Immigration and Pro Bono
Once again, the issue of immigration reform has been thrust to the forefront of American politics. Currently, much of the news is focused on the controversial legislation recently enacted by the Arizona legislature requiring police to stop any person they deem “reasonably suspicious” and demand proof legal residence. There has been no shortage of news coverage (and news parodies) regarding the problems of determining who is “reasonably suspicious”, and the questionable constitutionality of the law. On the other side of the immigration spectrum, Governor Patterson of New York announced on May 5, 2010 that he plans to create a five member panel to review and pardon (if deemed appropriate) immigrants who had minor or old convictions, many of which may have been committed decades ago. Under current immigration law, long time lawful permanent residents in the United States face removal for relatively minor crimes like shoplifting – even if those crimes occurred decades ago. While Arizona’s legislation and Governor Paterson’s new panel seem to be taking opposite approaches to immigration, the one issue they both demonstrate is the need for national immigration reform.

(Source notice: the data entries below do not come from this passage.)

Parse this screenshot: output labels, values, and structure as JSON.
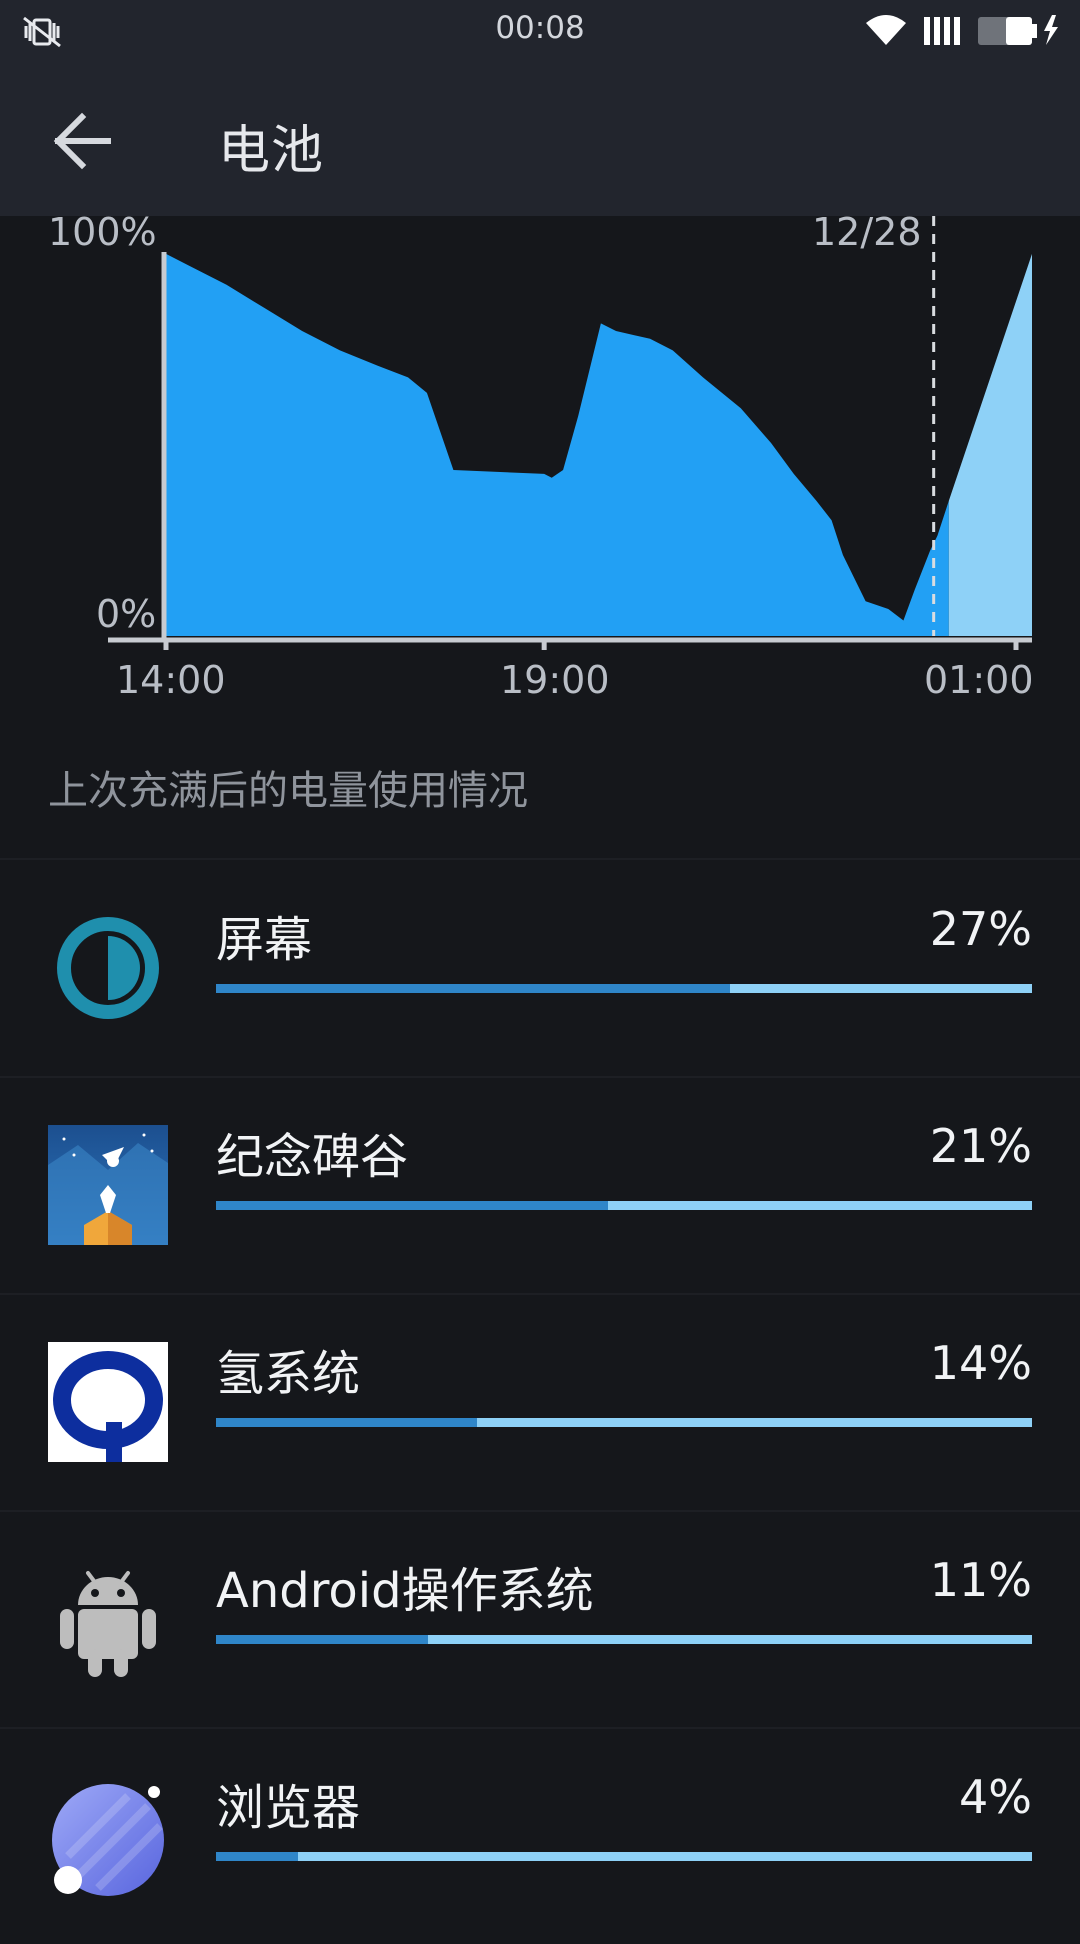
{
  "status_bar": {
    "time": "00:08",
    "icons": [
      "mute-vibrate-icon",
      "wifi-icon",
      "signal-icon",
      "battery-charging-icon"
    ]
  },
  "toolbar": {
    "title": "电池",
    "back_icon": "arrow-left-icon"
  },
  "chart_data": {
    "type": "area",
    "title": "",
    "y_labels": [
      "100%",
      "0%"
    ],
    "x_labels": [
      "14:00",
      "19:00",
      "01:00"
    ],
    "date_marker": "12/28",
    "ylim": [
      0,
      100
    ],
    "series": [
      {
        "type": "discharge",
        "color": "#22a0f4",
        "points": [
          [
            14.0,
            99
          ],
          [
            14.3,
            96
          ],
          [
            14.8,
            91
          ],
          [
            15.3,
            85
          ],
          [
            15.8,
            79
          ],
          [
            16.3,
            74
          ],
          [
            16.8,
            70
          ],
          [
            17.2,
            67
          ],
          [
            17.45,
            63
          ],
          [
            17.8,
            43
          ],
          [
            19.0,
            42
          ],
          [
            19.1,
            41
          ],
          [
            19.25,
            43
          ],
          [
            19.45,
            57
          ],
          [
            19.75,
            81
          ],
          [
            19.95,
            79
          ],
          [
            20.4,
            77
          ],
          [
            20.7,
            74
          ],
          [
            21.1,
            67
          ],
          [
            21.6,
            59
          ],
          [
            22.0,
            50
          ],
          [
            22.3,
            42
          ],
          [
            22.6,
            35
          ],
          [
            22.8,
            30
          ],
          [
            22.95,
            21
          ],
          [
            23.25,
            9
          ],
          [
            23.55,
            7
          ],
          [
            23.75,
            4
          ],
          [
            23.9,
            12
          ],
          [
            24.1,
            22
          ],
          [
            24.2,
            26
          ],
          [
            24.35,
            35
          ]
        ]
      },
      {
        "type": "projection",
        "color": "#8ed1f7",
        "points": [
          [
            24.35,
            35
          ],
          [
            25.45,
            99
          ]
        ]
      }
    ],
    "xlim": [
      14.0,
      25.45
    ],
    "date_marker_x": 24.15,
    "x_tick_values": [
      14,
      19,
      25.45
    ]
  },
  "section_header": "上次充满后的电量使用情况",
  "usage_items": [
    {
      "name": "屏幕",
      "percent": "27%",
      "fraction": 0.63,
      "icon": "screen-brightness-icon"
    },
    {
      "name": "纪念碑谷",
      "percent": "21%",
      "fraction": 0.48,
      "icon": "monument-valley-app-icon"
    },
    {
      "name": "氢系统",
      "percent": "14%",
      "fraction": 0.32,
      "icon": "hydrogen-os-app-icon"
    },
    {
      "name": "Android操作系统",
      "percent": "11%",
      "fraction": 0.26,
      "icon": "android-robot-icon"
    },
    {
      "name": "浏览器",
      "percent": "4%",
      "fraction": 0.1,
      "icon": "browser-app-icon"
    }
  ]
}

Immigration reform is a topic that comes up repeatedly in the United States, often around election time. But many people believe that in light of the extreme, and possibly unconstitutional, Arizona legislation, national immigration reform will soon become reality. Until such reform is passed, however, there are many ways attorneys who are interested in performing pro bono service can help immigrants.
- VAWA: In 1994, Congress included immigration provisions to the Violence Against Women Act (VAWA) in order to enable legal and illegal immigrants to safely escape a domestic violence situation where they might otherwise fear deportation or other immigration related penalties. In 2000, Congress extended immigration relief to immigrant victims of sexual assault, human trafficking and other violent crimes who agree to cooperate in criminal investigations or prosecutions. Namely, VAWA prevents the Department of Homeland Security from deporting individuals who qualify for relief under the Act. Unfortunately, many immigrants who may qualify for VAWA relief are unaware of their rights, or are unable to negotiate the procedure of the U.S. Citizenship and Immigration Services.
- Self-Petition to Remove Conditional Status: Many immigrants who obtain conditional permanent resident status for a two year period through a marriage to a US citizen may be unaware that should the marriage fail and the parties get divorced, the foreign national may self-petition to remove the conditions of his/her permanent resident status.
- Asylum: People who come to the US claiming asylum and escaping persecution in their home country require legal assistance to navigate this critically important process.
- Naturalization: Many legal permanent residents are not aware, or are afraid to file for naturalization and become a US citizen. In today’s political climate, it is more important now than ever to inform legal residents of the naturalization procedure and benefits, and assist those in need with the process.
Attorneys can volunteer with the agencies listed below to provide assistance to immigrants in need. These legal services agencies provide the training and support attorneys need to represent foreign nationals in various immigration matters. Interested attorneys should contact the following agencies for more information:
- Legal Assistance Foundation of Metropolitan Chicago
- National Immigrant Justice Center f/k/a
The Midwest Immigrant & Human Rights Center
- Chicago Volunteer Legal Services